Nature curiosity: Why do birds migrate at night?
If you were planning a cross-country or cross-continent road trip, when would you plan to start your journey? Would you get up with the sun and head out at first light, or would you spend the day preparing and hit the road when the sun slips below the horizon?
Traveling by day may seem like a better choice for our road trips, but many of our migratory birds fly by night. In fact, most birds that migrate do so at night, according to the National Audubon Society. Why? Scientists haven't determined an exact reason, but nocturnal migration does provide some benefits.
The light from the moon and stars at night help migrating birds chart their course, and this is believed to be the primary reason many birds opt for night flight. Flight itself is also easier at night because the atmosphere is more stable, the Audubon Society reports. This is especially beneficial to small birds like warblers and other songbirds, which don't fly very rapidly and are aided by the calmer air. In addition, the cooler air may also help birds avoid overheating on such long flights, plus there's fewer predators out at night.
Migration is far from universal in the bird world, but thousands of species of birds rely on the strategy. Most birds in North America migrate to some extent between their summer breeding grounds and overwintering grounds, according to the National Audubon Society.
Most land-based birds migrate at night, including cuckoos, flycatchers, orioles, sparrows, thrushes, warblers and vireos, reports Colby College. Birds that migrate during the day include falcons, hawks, hummingbirds, pelicans, swallows and swifts. What these daytime migrants have in common is that they are all strong flyers and can easily adapt and take advantage of the thermal air currents that are more common during the day.
No matter what time of day they do it, these journeys can be impressive. Some birds log tens of thousands of miles a year migrating. Take the Arctic tern. They fly back and forth between their breeding grounds in the Arctic and their wintering grounds in Antarctica, a round trip of more than 49,700 miles, according to the Audubon Society. Over the course of their lives, which can be 30 years or more, Arctic terns can migrate a distance equivalent to three trips to the moon and back!

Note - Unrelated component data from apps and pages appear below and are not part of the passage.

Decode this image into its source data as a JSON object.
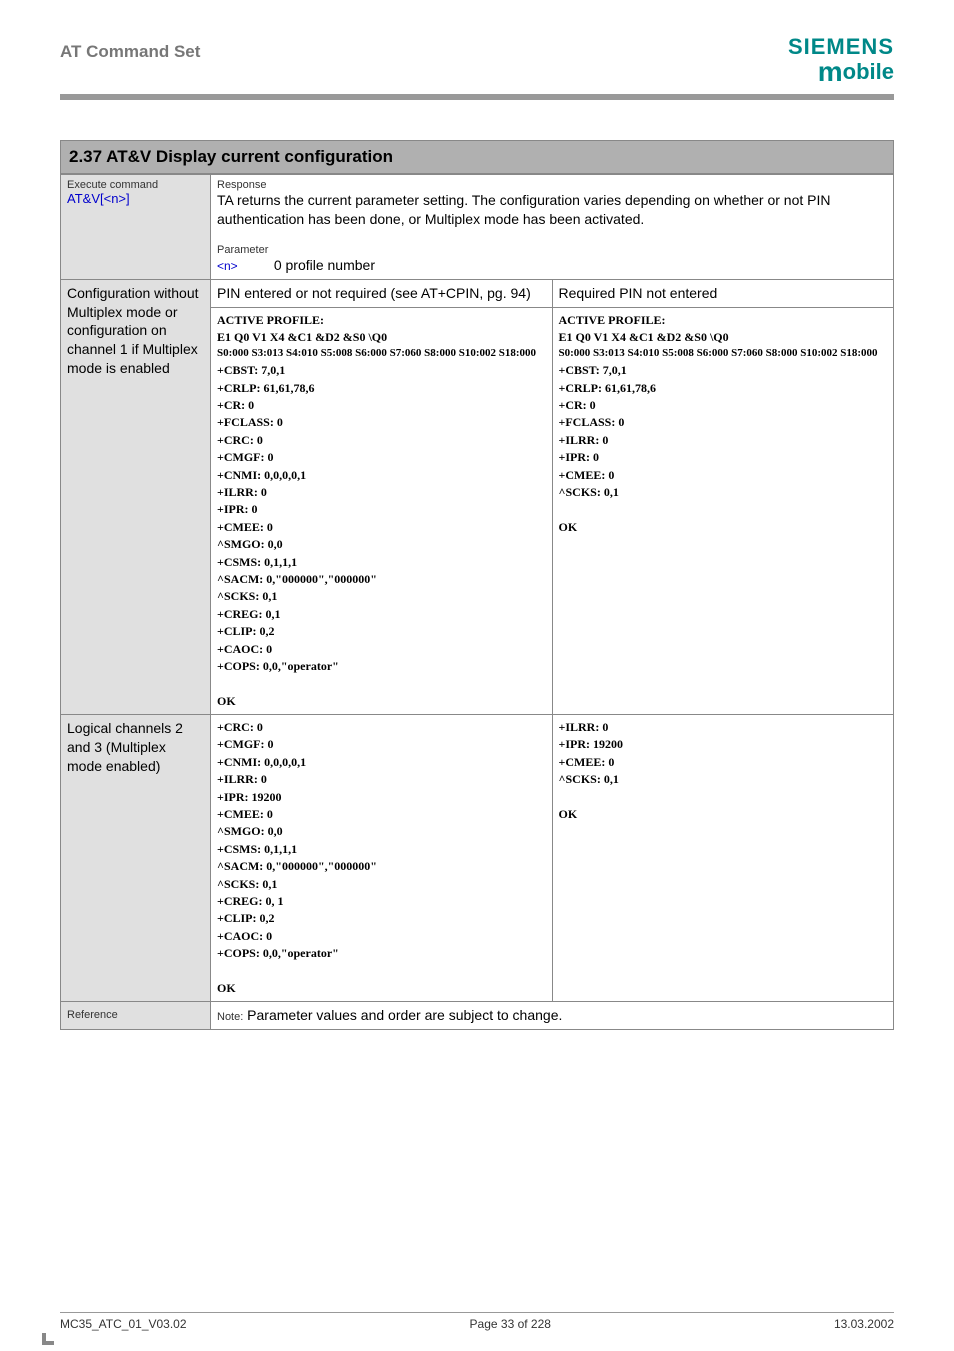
{
  "header": {
    "title": "AT Command Set"
  },
  "logo": {
    "top": "SIEMENS",
    "bottom_m": "m",
    "bottom_rest": "obile"
  },
  "section": {
    "title": "2.37  AT&V  Display current configuration"
  },
  "row1": {
    "left_label": "Execute command",
    "left_cmd": "AT&V[<n>]",
    "resp_label": "Response",
    "resp_text": "TA returns the current parameter setting. The configuration varies depending on whether or not PIN authentication has been done, or Multiplex mode has been activated.",
    "param_label": "Parameter",
    "param_n": "<n>",
    "param_val": "0   profile number"
  },
  "row2": {
    "left_text": "Configuration without Multiplex mode or configuration on channel 1 if Multiplex mode is enabled",
    "left_top": "PIN entered or not required (see AT+CPIN, pg. 94)",
    "right_top": "Required PIN not entered",
    "left_list": [
      "ACTIVE PROFILE:",
      "E1 Q0 V1 X4 &C1 &D2 &S0 \\Q0",
      "S0:000 S3:013 S4:010 S5:008 S6:000 S7:060 S8:000 S10:002 S18:000",
      "+CBST: 7,0,1",
      "+CRLP: 61,61,78,6",
      "+CR: 0",
      "+FCLASS: 0",
      "+CRC: 0",
      "+CMGF: 0",
      "+CNMI: 0,0,0,0,1",
      "+ILRR: 0",
      "+IPR: 0",
      "+CMEE: 0",
      "^SMGO: 0,0",
      "+CSMS: 0,1,1,1",
      "^SACM: 0,\"000000\",\"000000\"",
      "^SCKS: 0,1",
      "+CREG: 0,1",
      "+CLIP: 0,2",
      "+CAOC: 0",
      "+COPS: 0,0,\"operator\"",
      "",
      "OK"
    ],
    "right_list": [
      "ACTIVE PROFILE:",
      "E1 Q0 V1 X4 &C1 &D2 &S0 \\Q0",
      "S0:000 S3:013 S4:010 S5:008 S6:000 S7:060 S8:000 S10:002 S18:000",
      "+CBST: 7,0,1",
      "+CRLP: 61,61,78,6",
      "+CR: 0",
      "+FCLASS: 0",
      "+ILRR: 0",
      "+IPR: 0",
      "+CMEE: 0",
      "^SCKS: 0,1",
      "",
      "OK"
    ]
  },
  "row3": {
    "left_text": "Logical channels 2 and 3 (Multiplex mode enabled)",
    "left_list": [
      "+CRC: 0",
      "+CMGF: 0",
      "+CNMI: 0,0,0,0,1",
      "+ILRR: 0",
      "+IPR: 19200",
      "+CMEE: 0",
      "^SMGO: 0,0",
      "+CSMS: 0,1,1,1",
      "^SACM: 0,\"000000\",\"000000\"",
      "^SCKS: 0,1",
      "+CREG: 0, 1",
      "+CLIP: 0,2",
      "+CAOC: 0",
      "+COPS: 0,0,\"operator\"",
      "",
      "OK"
    ],
    "right_list": [
      "+ILRR: 0",
      "+IPR: 19200",
      "+CMEE: 0",
      "^SCKS: 0,1",
      "",
      "OK"
    ]
  },
  "row4": {
    "left_label": "Reference",
    "note_label": "Note:",
    "note_text": " Parameter values and order are subject to change."
  },
  "footer": {
    "left": "MC35_ATC_01_V03.02",
    "center": "Page 33 of 228",
    "right": "13.03.2002"
  }
}
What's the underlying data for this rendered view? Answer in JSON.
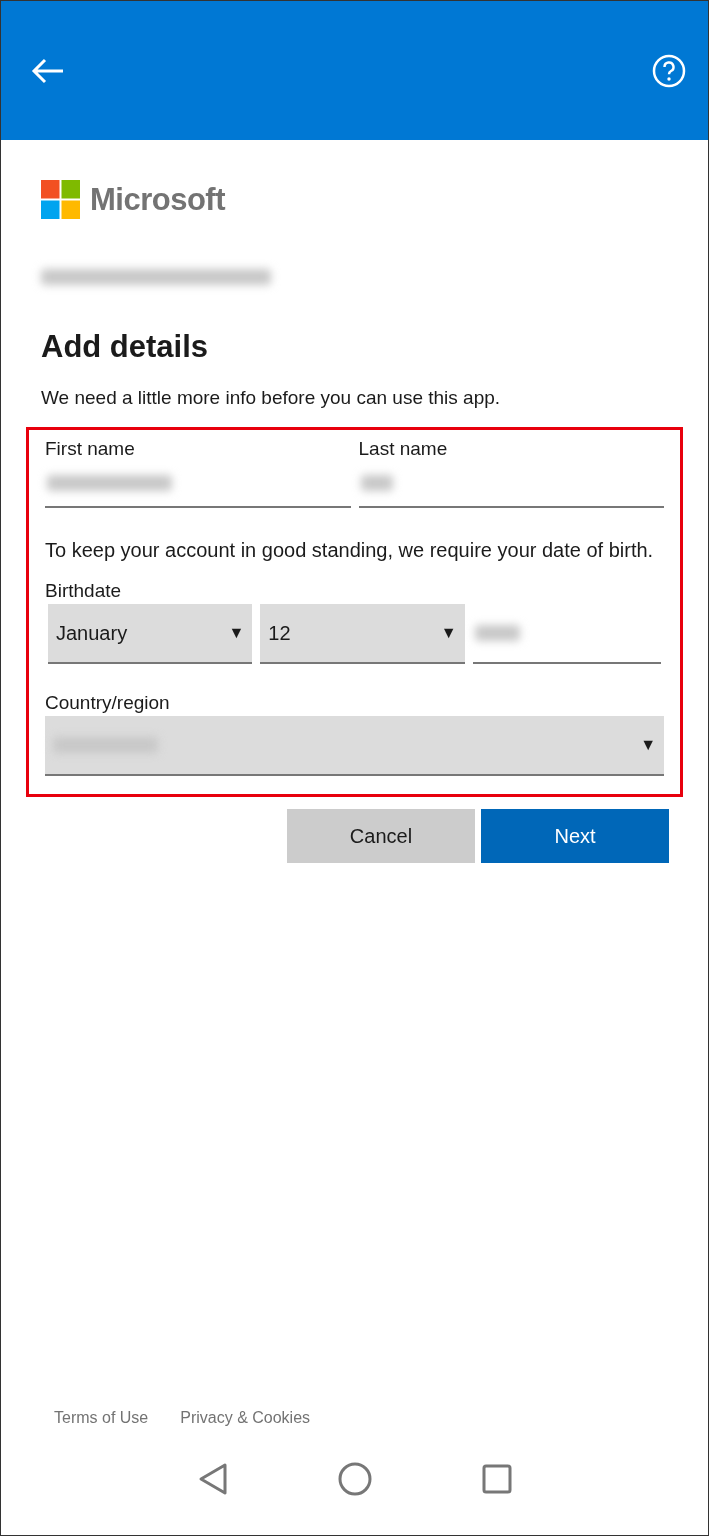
{
  "header": {
    "has_back": true,
    "has_help": true
  },
  "brand": {
    "name": "Microsoft"
  },
  "account": {
    "redacted": true
  },
  "title": "Add details",
  "subtitle": "We need a little more info before you can use this app.",
  "form": {
    "highlighted": true,
    "first_name": {
      "label": "First name",
      "redacted": true
    },
    "last_name": {
      "label": "Last name",
      "redacted": true
    },
    "note": "To keep your account in good standing, we require your date of birth.",
    "birthdate": {
      "label": "Birthdate",
      "month": "January",
      "day": "12",
      "caret": "▼",
      "year_redacted": true
    },
    "country": {
      "label": "Country/region",
      "redacted": true,
      "caret": "▼"
    }
  },
  "buttons": [
    {
      "kind": "secondary",
      "label": "Cancel"
    },
    {
      "kind": "primary",
      "label": "Next"
    }
  ],
  "footer_links": [
    "Terms of Use",
    "Privacy & Cookies"
  ]
}
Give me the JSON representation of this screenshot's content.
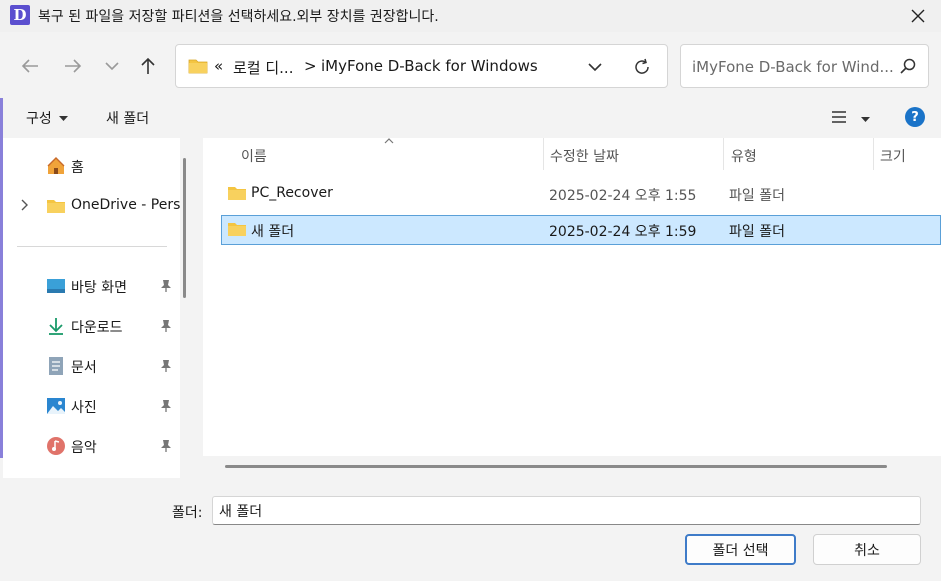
{
  "window": {
    "app_icon_letter": "D",
    "title": "복구 된 파일을 저장할 파티션을 선택하세요.외부 장치를 권장합니다."
  },
  "navigation": {
    "breadcrumb_prefix": "«",
    "breadcrumb_parent": "로컬 디...",
    "breadcrumb_separator": ">",
    "breadcrumb_current": "iMyFone D-Back for Windows",
    "search_placeholder": "iMyFone D-Back for Wind..."
  },
  "toolbar": {
    "organize_label": "구성",
    "new_folder_label": "새 폴더",
    "help_label": "?"
  },
  "sidebar": {
    "items": [
      {
        "label": "홈",
        "icon": "home-icon"
      },
      {
        "label": "OneDrive - Pers",
        "icon": "folder-icon"
      },
      {
        "label": "바탕 화면",
        "icon": "desktop-icon",
        "pinned": true
      },
      {
        "label": "다운로드",
        "icon": "download-icon",
        "pinned": true
      },
      {
        "label": "문서",
        "icon": "document-icon",
        "pinned": true
      },
      {
        "label": "사진",
        "icon": "pictures-icon",
        "pinned": true
      },
      {
        "label": "음악",
        "icon": "music-icon",
        "pinned": true
      }
    ]
  },
  "file_list": {
    "columns": [
      "이름",
      "수정한 날짜",
      "유형",
      "크기"
    ],
    "rows": [
      {
        "name": "PC_Recover",
        "date": "2025-02-24 오후 1:55",
        "type": "파일 폴더",
        "selected": false
      },
      {
        "name": "새 폴더",
        "date": "2025-02-24 오후 1:59",
        "type": "파일 폴더",
        "selected": true
      }
    ]
  },
  "footer": {
    "folder_label": "폴더:",
    "folder_value": "새 폴더",
    "select_button": "폴더 선택",
    "cancel_button": "취소"
  },
  "colors": {
    "accent": "#5b4fcf",
    "folder": "#f4c542",
    "selection": "#cce8ff",
    "help": "#1a73c8"
  }
}
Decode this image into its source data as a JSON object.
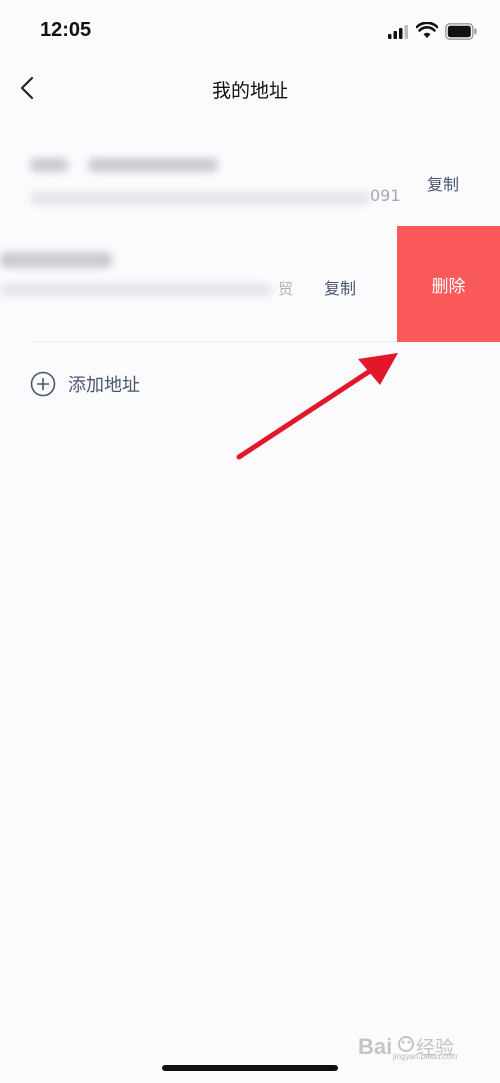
{
  "status_bar": {
    "time": "12:05"
  },
  "nav": {
    "title": "我的地址"
  },
  "addresses": [
    {
      "copy_label": "复制",
      "visible_fragment": "091"
    },
    {
      "copy_label": "复制",
      "visible_fragment": "贸",
      "delete_label": "删除"
    }
  ],
  "add_address": {
    "label": "添加地址"
  },
  "watermark": {
    "text": "jingyan.baidu.com"
  },
  "colors": {
    "delete_bg": "#fb5a5a",
    "accent_text": "#4a5570",
    "arrow": "#e2182a"
  }
}
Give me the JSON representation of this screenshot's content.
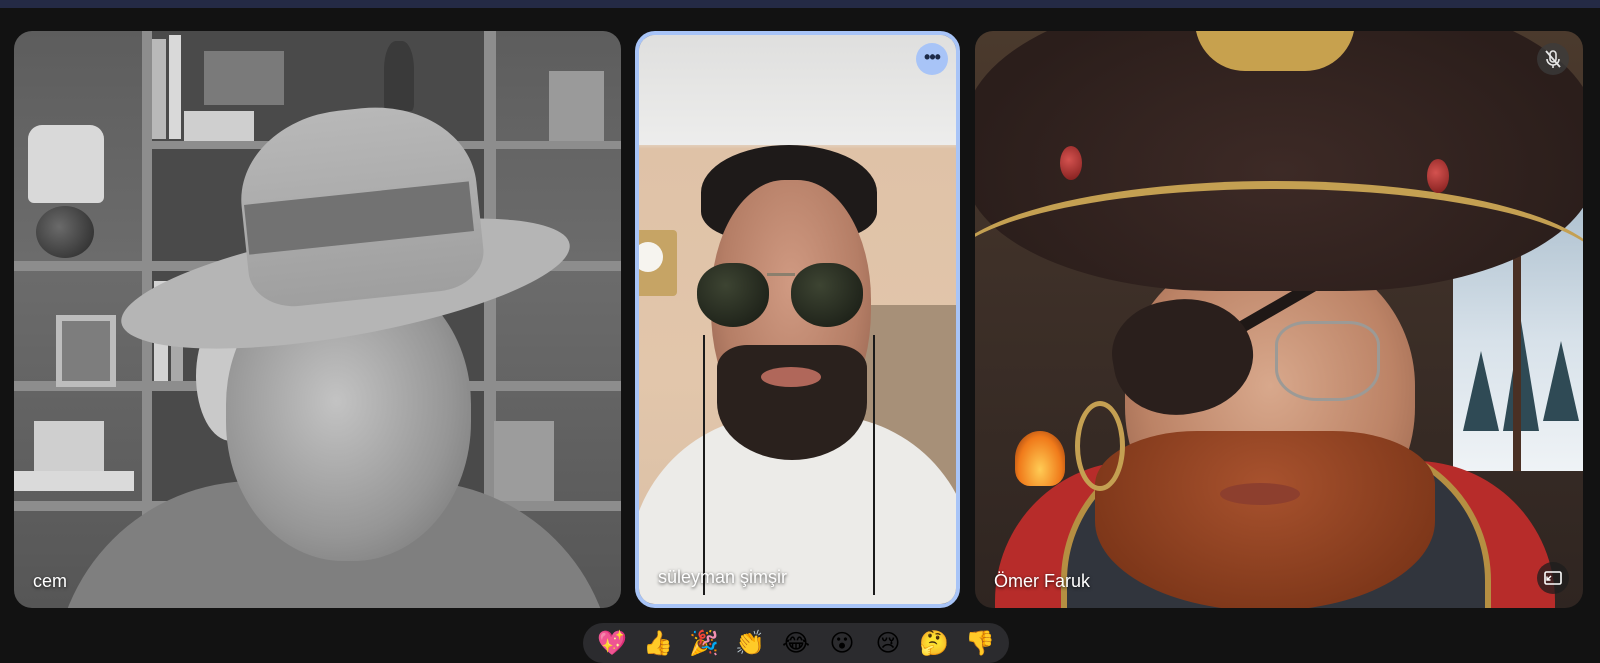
{
  "participants": [
    {
      "name": "cem"
    },
    {
      "name": "süleyman şimşir"
    },
    {
      "name": "Ömer Faruk"
    }
  ],
  "icons": {
    "more_options": "more-options-icon",
    "mic_off": "mic-off-icon",
    "pip": "picture-in-picture-icon"
  },
  "reactions": [
    "💖",
    "👍",
    "🎉",
    "👏",
    "😂",
    "😮",
    "😢",
    "🤔",
    "👎"
  ],
  "colors": {
    "active_speaker_border": "#a8c4f7",
    "background": "#121212"
  }
}
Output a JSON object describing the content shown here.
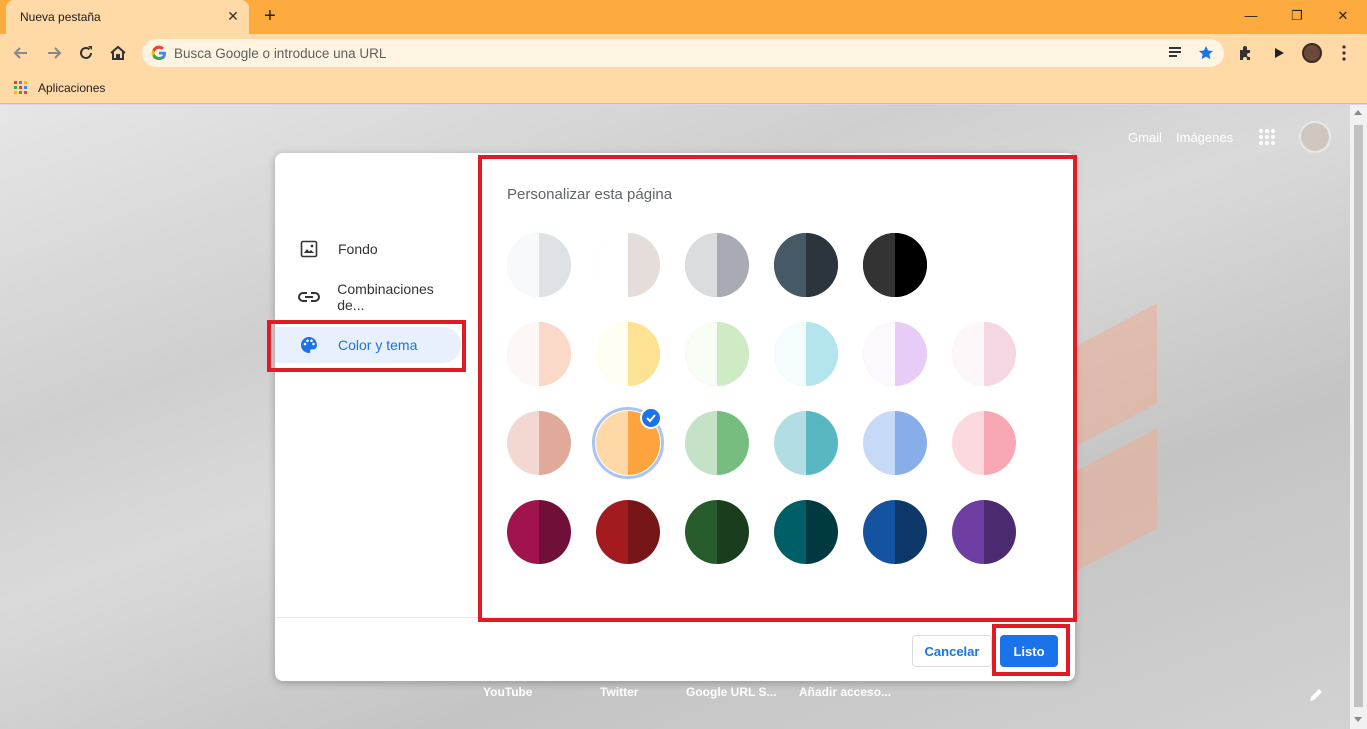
{
  "browser": {
    "tab_title": "Nueva pestaña",
    "omnibox_placeholder": "Busca Google o introduce una URL",
    "bookmark_apps_label": "Aplicaciones"
  },
  "ntp": {
    "gmail": "Gmail",
    "images": "Imágenes",
    "shortcuts": [
      "YouTube",
      "Twitter",
      "Google URL S...",
      "Añadir acceso..."
    ]
  },
  "dialog": {
    "title": "Personalizar esta página",
    "nav": [
      {
        "label": "Fondo",
        "icon": "image-icon"
      },
      {
        "label": "Combinaciones de...",
        "icon": "link-icon"
      },
      {
        "label": "Color y tema",
        "icon": "palette-icon",
        "active": true
      }
    ],
    "cancel_label": "Cancelar",
    "done_label": "Listo",
    "swatch_rows": [
      [
        [
          "#f8f9fa",
          "#dee1e6"
        ],
        [
          "#ffffff",
          "#e5ddda"
        ],
        [
          "#dadce0",
          "#a8abb4"
        ],
        [
          "#455a64",
          "#2b353b"
        ],
        [
          "#333333",
          "#000000"
        ]
      ],
      [
        [
          "#fdf8f6",
          "#fbd9c9"
        ],
        [
          "#fffef3",
          "#fde293"
        ],
        [
          "#f7fcf4",
          "#cfebc6"
        ],
        [
          "#f4fcfd",
          "#b4e4ee"
        ],
        [
          "#fbf8fe",
          "#e6ccf7"
        ],
        [
          "#fdf7fa",
          "#f5d6e3"
        ]
      ],
      [
        [
          "#f2d8d1",
          "#e0a99a"
        ],
        [
          "#ffd8a8",
          "#fea43e"
        ],
        [
          "#c3e2c6",
          "#78bd80"
        ],
        [
          "#b1dde3",
          "#58b7c0"
        ],
        [
          "#c6d9f7",
          "#88aee9"
        ],
        [
          "#fcd9df",
          "#f8a8b5"
        ]
      ],
      [
        [
          "#a0134c",
          "#700f38"
        ],
        [
          "#a31b1f",
          "#761618"
        ],
        [
          "#265c2c",
          "#1a3d1d"
        ],
        [
          "#005e67",
          "#003a40"
        ],
        [
          "#1353a0",
          "#0d3869"
        ],
        [
          "#6e3ea3",
          "#4b2a70"
        ]
      ]
    ],
    "selected_swatch": {
      "row": 2,
      "col": 1
    }
  },
  "colors": {
    "accent": "#1a73e8",
    "highlight": "#e11b24",
    "frame": "#fdaa3e"
  }
}
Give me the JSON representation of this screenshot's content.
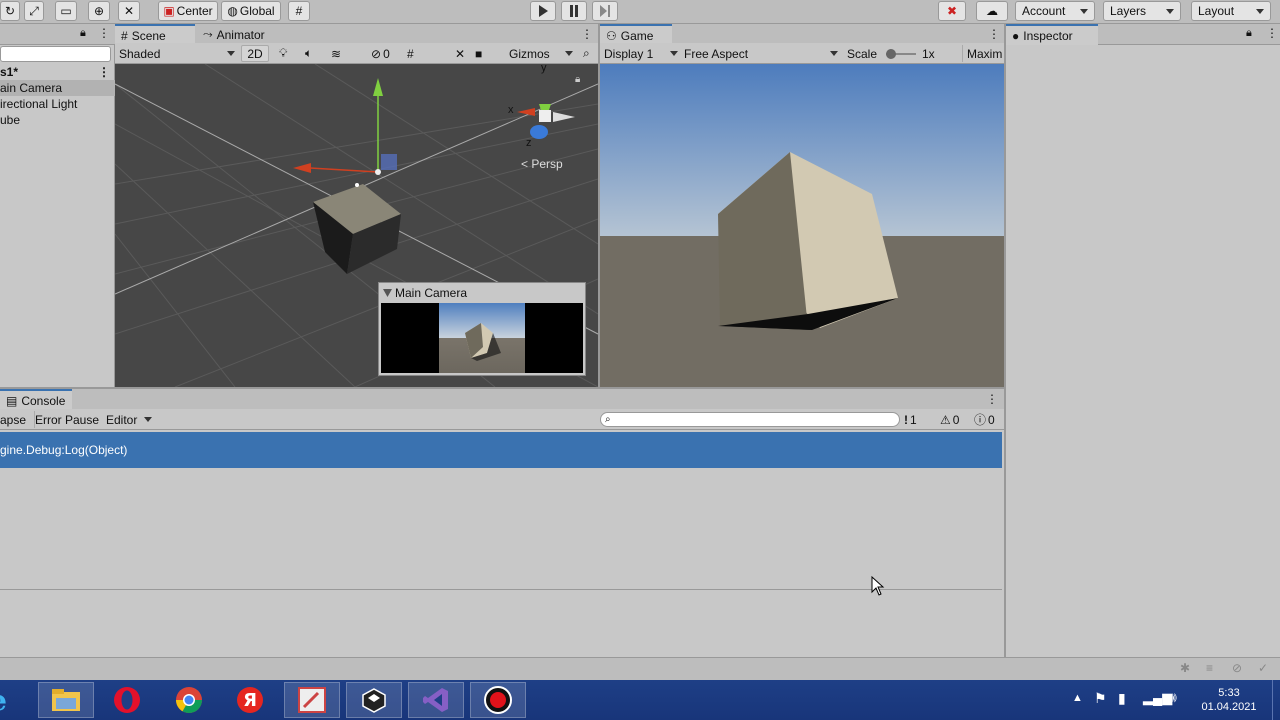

Ruby-throated hummingbirds log thousands of miles on migration, and some will fly nonstop for more than 500 miles as they cross the Gulf of Mexico, Journey North reports. Not all hummingbirds choose this route over water, however. Some will make a longer flight following the coastline to reach their wintering grounds in Mexico and Central America.
The world-record holder for longest nonstop flight is the bar-tailed godwit, which can fly almost 7,000 miles without a break, according to the National Audubon Society. The trip takes about eight days, and they don't stop to eat or to rest during the flight.
No matter how far they are traveling or what time of day they are flying, migration is a dangerous journey, and many birds don't survive these arduous trips. Sometimes harsh weather conditions along the way cause birds to perish, but human activity also contributes to the danger of these long-distance flights. As many as 1 billion birds in the United States alone die each year as a result of window strikes, the National Audubon Society reports.
You can help migrating birds safely complete their journeys by making your windows more visible to birds by placing decals, translucent tape or ultraviolet stickers on your windows, the National Audubon Society advises. An even easier way to help the birds is by turning off your lights at night. Artificial light can confuse or disorient birds in flight, so turning off any unnecessary lights between dusk and dawn makes the trip a little easier for them. In addition to making it less likely they will fly into windows, this helps them save energy because the lights can draw the birds off course, making the journey even more difficult for them to complete.